“If we were all given by magic the power to read each other’s thoughts, I suppose the first effect would be to dissolve all friendships. ~Bertrand Russell
We are all pathological liars. The average number of lies they say you’ll tell today is 4-7. Hard to get an indication of how reliable that data range is because the people they surveyed were probably lying.
Don’t start to deny.
“Bill I don’t lie.”
Yeah right…sure you don’t. We’re human beings and we’re flawed. We make mistakes, we try to cover them up with small white lies or deceits. We learn to lie as small kids and by the time we become grown adults we’re superstars. In real life, it’s easy to tell when someone is lying to you. They don’t make direct eye contact, their tone changes, and their body language collapses. As good as we become in telling lies, we also become quite good at detecting them. Nothing is worse than chatting with someone and realizing they aren’t being truthful.
Social media changes the deceit game.
Then came social media and all of these theories went out the window. One of the allures of social media is it allows you to be whoever you want to be. Want people to see how funny you are? Post funny status updates. Want to blow people away with your vast knowledge? Find links to websites and discuss them. It’s possible by using social media to be someone you’re not or more correctly, it’s possible to be someone you’d like to be.
There is lots of truth in what we say, of course. I’m not that cynical. Have you changed or massaged a Facebook status, to make it borderline untrue, for maximum effect? Have you changed a Tweet before you sent it, just to make sure it sounds better regardless of how true it was? I have, and if we’re being honest here, so have you.
I asked this question on Facebook yesterday:
To better help you answer it, here’s one of the definitions of a lie: something intended or serving to convey a false impression; imposture: Have you done this? Are you who you say you are… perfectly?
People are complicated.
We can’t fully describe ourselves in a profile snippet. In fact those snippets are just designed to talk about the best of us and to give people information that will make them want to engage further. It doesn’t really describe what we’re all about. Social media doesn’t either. You only show the side to people that you want them to see. That’s the ultimate lie.
Here’s my honesty.
I was bullied for several years as a kid. My solution for a while was to disengage socially and bury myself in Commodore 64 land. Eventually I had to fight my way out but the scars from that still remain to this day. It explains my deep sarcasm, which was an effective tool then, but gets me into too much trouble today. It also explains why my “In Real Life” social is terrible compared to my “Social Media” social.
Ask my wife and she’ll tell you how bad I am in face to face chatter and how poor my social skills are. I have 1 or 2 “close” friends, the “close” in quotes because I generally don’t keep those friendships up well. I don’t chit chat with them weekly nor schedule any monthly get togethers. Social media allows me to overcome my own In Real Life flaws and be the me I’ve always wanted to be. More than anything else, I’ve always wanted to belong. It’s why I do what I do now. Every day I resume my quest to be a part of something with others rather than alone.
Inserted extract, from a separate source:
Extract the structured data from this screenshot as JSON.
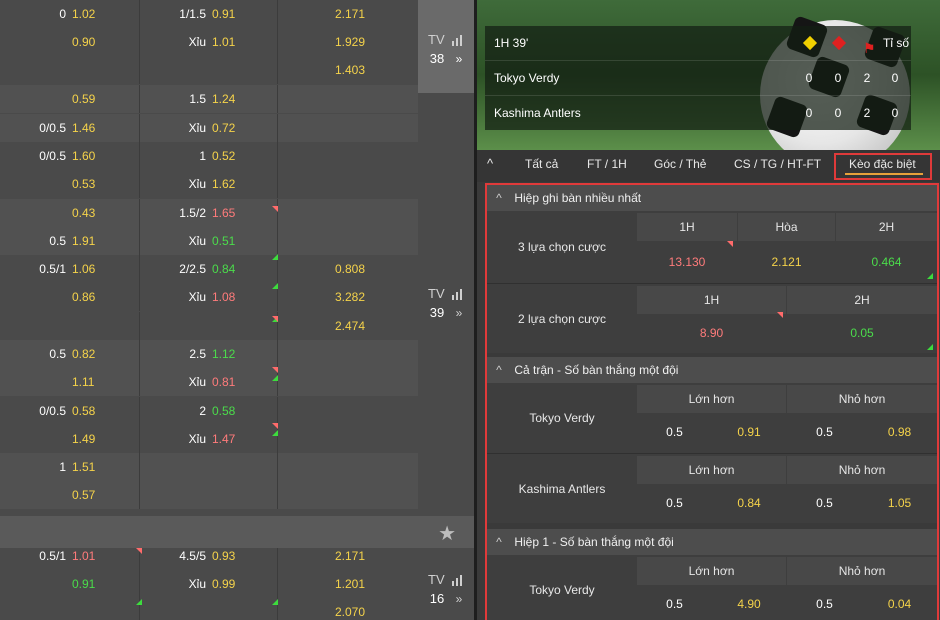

It’s the dog chasing his tail and so for 37 years, I’ve been on the outside looking in.
Don’t misinterpret my message here.
I’m all the things I say I am but there’s more to me than meets the eye; more to all of us. Social media just scratches the surface in explaining US/You/Me – it’s the dangling carrot that makes people want to know you more.
What’s your honesty? Are you your online persona perfectly? I’d love to hear about it. Why should I be the only vulnerable one around here?